During the Q&A period after a presentation I gave recently on understanding and preventing physician burnout, a physician in the audience voiced her vehement objections to the current electronic health record (EHR) with a simple statement: “We need a revolution.”
In a few words she described her frustrations with the EHR. “It is meaningless—full of fields that we cut and paste from other fields. There are an ever-growing number of pull-down menus and boxes to check, because we are required to document every possible ICD-10 code to make sure the hospital can bill as much as permitted. It leaves me little time to do what I’m there to do: care for my patients.”
Many, many physicians are voicing the same frustrations with the EHR. The negative impact of the EHR is not the only systemic problem fueling physician burnout, but it’s high on the list.
As I drove home from the talk that night, I was struck by how closely the physicians’ experience with the EHR mirrors the central theme of Charles Dickens’ novel, Bleak House. I’m a voracious reader of fiction, although not a huge fan of the classics. But this work made an impact on me that persisted long after I finished my high school English assignment.
Physicians have long been seen as superhuman—able to jump the academic hurdles required to gain entrance to medical school, willingly delaying many of the gratifications associated with young adulthood, surviving long hours during training and later when in practice, keeping a cool head amidst crisis.
In many ways, we physicians thrive on this image.

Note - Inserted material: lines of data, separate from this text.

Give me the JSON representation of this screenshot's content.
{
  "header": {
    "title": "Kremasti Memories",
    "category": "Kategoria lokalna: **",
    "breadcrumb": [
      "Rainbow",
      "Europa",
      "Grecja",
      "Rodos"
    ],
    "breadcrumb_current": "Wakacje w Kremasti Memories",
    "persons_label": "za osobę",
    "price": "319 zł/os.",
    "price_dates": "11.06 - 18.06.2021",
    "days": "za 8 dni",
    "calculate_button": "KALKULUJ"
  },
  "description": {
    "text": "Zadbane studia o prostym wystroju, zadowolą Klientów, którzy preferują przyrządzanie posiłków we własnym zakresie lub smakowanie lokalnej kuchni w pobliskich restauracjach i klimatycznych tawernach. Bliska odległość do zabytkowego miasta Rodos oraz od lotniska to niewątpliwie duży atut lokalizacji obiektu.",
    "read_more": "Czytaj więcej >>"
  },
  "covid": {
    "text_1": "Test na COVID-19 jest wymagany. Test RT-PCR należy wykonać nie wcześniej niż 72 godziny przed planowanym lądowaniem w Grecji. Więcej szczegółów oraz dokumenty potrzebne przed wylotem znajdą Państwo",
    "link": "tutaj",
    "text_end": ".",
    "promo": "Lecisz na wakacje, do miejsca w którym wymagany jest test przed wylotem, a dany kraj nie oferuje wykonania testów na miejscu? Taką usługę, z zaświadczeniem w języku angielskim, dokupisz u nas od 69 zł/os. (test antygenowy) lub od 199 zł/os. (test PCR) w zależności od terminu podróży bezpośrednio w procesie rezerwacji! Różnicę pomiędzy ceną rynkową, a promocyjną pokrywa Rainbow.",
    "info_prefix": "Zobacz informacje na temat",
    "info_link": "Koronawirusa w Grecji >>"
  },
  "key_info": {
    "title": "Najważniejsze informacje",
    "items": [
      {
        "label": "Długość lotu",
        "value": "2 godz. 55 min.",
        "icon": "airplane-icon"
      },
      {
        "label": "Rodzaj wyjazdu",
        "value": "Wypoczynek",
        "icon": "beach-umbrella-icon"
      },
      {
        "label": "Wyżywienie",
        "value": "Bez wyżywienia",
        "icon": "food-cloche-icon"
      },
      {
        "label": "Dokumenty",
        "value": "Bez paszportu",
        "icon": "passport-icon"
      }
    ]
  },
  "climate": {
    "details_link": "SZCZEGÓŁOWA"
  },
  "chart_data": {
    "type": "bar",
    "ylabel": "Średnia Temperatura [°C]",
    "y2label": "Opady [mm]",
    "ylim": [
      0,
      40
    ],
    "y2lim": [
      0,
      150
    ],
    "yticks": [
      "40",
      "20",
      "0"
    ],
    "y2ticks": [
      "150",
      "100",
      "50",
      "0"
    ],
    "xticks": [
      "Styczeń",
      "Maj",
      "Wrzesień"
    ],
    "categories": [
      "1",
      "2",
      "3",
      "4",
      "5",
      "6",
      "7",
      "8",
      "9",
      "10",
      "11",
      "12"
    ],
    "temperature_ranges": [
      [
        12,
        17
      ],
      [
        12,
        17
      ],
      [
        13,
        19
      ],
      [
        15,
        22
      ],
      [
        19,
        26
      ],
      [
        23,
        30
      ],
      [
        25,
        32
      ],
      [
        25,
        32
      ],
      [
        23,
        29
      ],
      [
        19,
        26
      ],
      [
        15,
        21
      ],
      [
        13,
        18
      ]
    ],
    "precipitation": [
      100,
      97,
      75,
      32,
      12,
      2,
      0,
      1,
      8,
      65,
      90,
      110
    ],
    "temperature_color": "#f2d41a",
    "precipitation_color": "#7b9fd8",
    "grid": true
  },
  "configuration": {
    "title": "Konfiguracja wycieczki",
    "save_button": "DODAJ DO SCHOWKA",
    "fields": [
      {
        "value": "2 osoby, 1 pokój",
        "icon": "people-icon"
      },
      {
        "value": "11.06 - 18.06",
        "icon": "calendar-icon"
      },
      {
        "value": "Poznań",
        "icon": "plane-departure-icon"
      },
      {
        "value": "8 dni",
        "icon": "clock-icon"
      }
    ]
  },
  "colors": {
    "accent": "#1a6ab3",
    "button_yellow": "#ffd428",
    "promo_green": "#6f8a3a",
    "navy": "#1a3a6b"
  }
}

Personally, I was unaware of how much I enjoyed the mantle of hero until I shed my white coat and left the clinical world. I felt a catch in my throat at giving up the identity of being a doctor. Truthfully, I enjoyed feeling superhuman sometimes. It was an adjustment to let that image go.
But when has the notion of physician as superhuman gone too far? I thought about this question often during my residency training. Working continuously for 24 or even 30 hours (I trained before the current duty hour restrictions) seemed like a lot to ask of a human body.
I was faced with this question again recently when a physician courageously spoke out about a cause of burnout that I hadn’t considered sufficiently before: the expectation of virtually constant availability.